▶ Given entries
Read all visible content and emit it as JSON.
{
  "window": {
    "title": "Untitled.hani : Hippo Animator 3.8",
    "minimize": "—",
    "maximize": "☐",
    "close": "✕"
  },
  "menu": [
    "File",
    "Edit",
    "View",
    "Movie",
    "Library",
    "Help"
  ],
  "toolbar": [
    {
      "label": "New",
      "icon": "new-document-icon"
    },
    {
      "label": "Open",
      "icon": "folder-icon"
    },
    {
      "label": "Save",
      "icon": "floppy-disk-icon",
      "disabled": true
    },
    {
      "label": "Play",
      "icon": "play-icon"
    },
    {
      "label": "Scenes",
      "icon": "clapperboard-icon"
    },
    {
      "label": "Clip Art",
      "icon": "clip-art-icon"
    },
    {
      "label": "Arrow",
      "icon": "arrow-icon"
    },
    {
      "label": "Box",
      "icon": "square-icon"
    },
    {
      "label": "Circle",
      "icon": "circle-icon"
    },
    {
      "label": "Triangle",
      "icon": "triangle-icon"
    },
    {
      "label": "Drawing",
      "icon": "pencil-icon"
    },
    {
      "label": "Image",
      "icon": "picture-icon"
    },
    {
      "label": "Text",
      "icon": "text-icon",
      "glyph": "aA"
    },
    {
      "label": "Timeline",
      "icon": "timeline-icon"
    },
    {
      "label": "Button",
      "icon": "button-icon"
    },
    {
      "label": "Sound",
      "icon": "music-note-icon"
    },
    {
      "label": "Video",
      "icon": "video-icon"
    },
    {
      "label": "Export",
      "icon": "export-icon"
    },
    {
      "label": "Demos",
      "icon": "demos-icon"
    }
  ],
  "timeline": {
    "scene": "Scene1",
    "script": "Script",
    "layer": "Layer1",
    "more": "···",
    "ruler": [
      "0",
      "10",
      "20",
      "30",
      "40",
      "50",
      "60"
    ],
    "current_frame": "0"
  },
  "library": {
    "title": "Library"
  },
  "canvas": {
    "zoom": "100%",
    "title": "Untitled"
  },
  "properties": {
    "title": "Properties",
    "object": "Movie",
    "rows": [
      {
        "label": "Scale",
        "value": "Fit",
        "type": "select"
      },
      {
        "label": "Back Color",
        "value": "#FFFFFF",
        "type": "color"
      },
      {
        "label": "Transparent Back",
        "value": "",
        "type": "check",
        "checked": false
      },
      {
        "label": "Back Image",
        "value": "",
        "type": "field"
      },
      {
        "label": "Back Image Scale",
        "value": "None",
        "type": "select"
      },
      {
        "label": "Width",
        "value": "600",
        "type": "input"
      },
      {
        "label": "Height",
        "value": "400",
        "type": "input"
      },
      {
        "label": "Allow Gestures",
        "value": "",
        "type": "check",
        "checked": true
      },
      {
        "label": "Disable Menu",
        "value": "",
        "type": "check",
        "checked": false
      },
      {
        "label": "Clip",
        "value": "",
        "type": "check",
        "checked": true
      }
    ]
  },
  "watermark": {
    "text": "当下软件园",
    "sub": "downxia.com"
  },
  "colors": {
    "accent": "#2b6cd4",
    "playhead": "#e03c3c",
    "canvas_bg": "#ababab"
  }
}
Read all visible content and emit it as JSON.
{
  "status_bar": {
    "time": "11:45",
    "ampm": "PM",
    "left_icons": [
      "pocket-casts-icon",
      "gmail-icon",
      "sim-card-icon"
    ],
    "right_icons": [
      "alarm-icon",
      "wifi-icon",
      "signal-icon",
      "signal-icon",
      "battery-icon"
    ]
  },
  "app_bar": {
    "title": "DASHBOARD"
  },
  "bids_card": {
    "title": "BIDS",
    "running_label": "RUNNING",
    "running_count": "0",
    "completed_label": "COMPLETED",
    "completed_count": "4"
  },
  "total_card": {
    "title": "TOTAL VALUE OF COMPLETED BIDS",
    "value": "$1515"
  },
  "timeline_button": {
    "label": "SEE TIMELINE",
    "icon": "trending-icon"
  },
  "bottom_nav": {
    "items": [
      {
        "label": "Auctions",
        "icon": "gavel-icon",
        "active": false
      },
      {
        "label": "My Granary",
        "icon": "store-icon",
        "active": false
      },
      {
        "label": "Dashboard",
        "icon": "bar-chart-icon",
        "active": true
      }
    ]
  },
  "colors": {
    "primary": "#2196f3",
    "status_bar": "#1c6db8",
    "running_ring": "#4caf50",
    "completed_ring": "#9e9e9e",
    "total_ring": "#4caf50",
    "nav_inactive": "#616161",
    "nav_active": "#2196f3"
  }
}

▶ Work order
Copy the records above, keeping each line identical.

▶ The completed task
Read all visible content and emit it as JSON.
{
  "window": {
    "title": "Untitled.hani : Hippo Animator 3.8",
    "minimize": "—",
    "maximize": "☐",
    "close": "✕"
  },
  "menu": [
    "File",
    "Edit",
    "View",
    "Movie",
    "Library",
    "Help"
  ],
  "toolbar": [
    {
      "label": "New",
      "icon": "new-document-icon"
    },
    {
      "label": "Open",
      "icon": "folder-icon"
    },
    {
      "label": "Save",
      "icon": "floppy-disk-icon",
      "disabled": true
    },
    {
      "label": "Play",
      "icon": "play-icon"
    },
    {
      "label": "Scenes",
      "icon": "clapperboard-icon"
    },
    {
      "label": "Clip Art",
      "icon": "clip-art-icon"
    },
    {
      "label": "Arrow",
      "icon": "arrow-icon"
    },
    {
      "label": "Box",
      "icon": "square-icon"
    },
    {
      "label": "Circle",
      "icon": "circle-icon"
    },
    {
      "label": "Triangle",
      "icon": "triangle-icon"
    },
    {
      "label": "Drawing",
      "icon": "pencil-icon"
    },
    {
      "label": "Image",
      "icon": "picture-icon"
    },
    {
      "label": "Text",
      "icon": "text-icon",
      "glyph": "aA"
    },
    {
      "label": "Timeline",
      "icon": "timeline-icon"
    },
    {
      "label": "Button",
      "icon": "button-icon"
    },
    {
      "label": "Sound",
      "icon": "music-note-icon"
    },
    {
      "label": "Video",
      "icon": "video-icon"
    },
    {
      "label": "Export",
      "icon": "export-icon"
    },
    {
      "label": "Demos",
      "icon": "demos-icon"
    }
  ],
  "timeline": {
    "scene": "Scene1",
    "script": "Script",
    "layer": "Layer1",
    "more": "···",
    "ruler": [
      "0",
      "10",
      "20",
      "30",
      "40",
      "50",
      "60"
    ],
    "current_frame": "0"
  },
  "library": {
    "title": "Library"
  },
  "canvas": {
    "zoom": "100%",
    "title": "Untitled"
  },
  "properties": {
    "title": "Properties",
    "object": "Movie",
    "rows": [
      {
        "label": "Scale",
        "value": "Fit",
        "type": "select"
      },
      {
        "label": "Back Color",
        "value": "#FFFFFF",
        "type": "color"
      },
      {
        "label": "Transparent Back",
        "value": "",
        "type": "check",
        "checked": false
      },
      {
        "label": "Back Image",
        "value": "",
        "type": "field"
      },
      {
        "label": "Back Image Scale",
        "value": "None",
        "type": "select"
      },
      {
        "label": "Width",
        "value": "600",
        "type": "input"
      },
      {
        "label": "Height",
        "value": "400",
        "type": "input"
      },
      {
        "label": "Allow Gestures",
        "value": "",
        "type": "check",
        "checked": true
      },
      {
        "label": "Disable Menu",
        "value": "",
        "type": "check",
        "checked": false
      },
      {
        "label": "Clip",
        "value": "",
        "type": "check",
        "checked": true
      }
    ]
  },
  "watermark": {
    "text": "当下软件园",
    "sub": "downxia.com"
  },
  "colors": {
    "accent": "#2b6cd4",
    "playhead": "#e03c3c",
    "canvas_bg": "#ababab"
  }
}
Read all visible content and emit it as JSON.
{
  "status_bar": {
    "time": "11:45",
    "ampm": "PM",
    "left_icons": [
      "pocket-casts-icon",
      "gmail-icon",
      "sim-card-icon"
    ],
    "right_icons": [
      "alarm-icon",
      "wifi-icon",
      "signal-icon",
      "signal-icon",
      "battery-icon"
    ]
  },
  "app_bar": {
    "title": "DASHBOARD"
  },
  "bids_card": {
    "title": "BIDS",
    "running_label": "RUNNING",
    "running_count": "0",
    "completed_label": "COMPLETED",
    "completed_count": "4"
  },
  "total_card": {
    "title": "TOTAL VALUE OF COMPLETED BIDS",
    "value": "$1515"
  },
  "timeline_button": {
    "label": "SEE TIMELINE",
    "icon": "trending-icon"
  },
  "bottom_nav": {
    "items": [
      {
        "label": "Auctions",
        "icon": "gavel-icon",
        "active": false
      },
      {
        "label": "My Granary",
        "icon": "store-icon",
        "active": false
      },
      {
        "label": "Dashboard",
        "icon": "bar-chart-icon",
        "active": true
      }
    ]
  },
  "colors": {
    "primary": "#2196f3",
    "status_bar": "#1c6db8",
    "running_ring": "#4caf50",
    "completed_ring": "#9e9e9e",
    "total_ring": "#4caf50",
    "nav_inactive": "#616161",
    "nav_active": "#2196f3"
  }
}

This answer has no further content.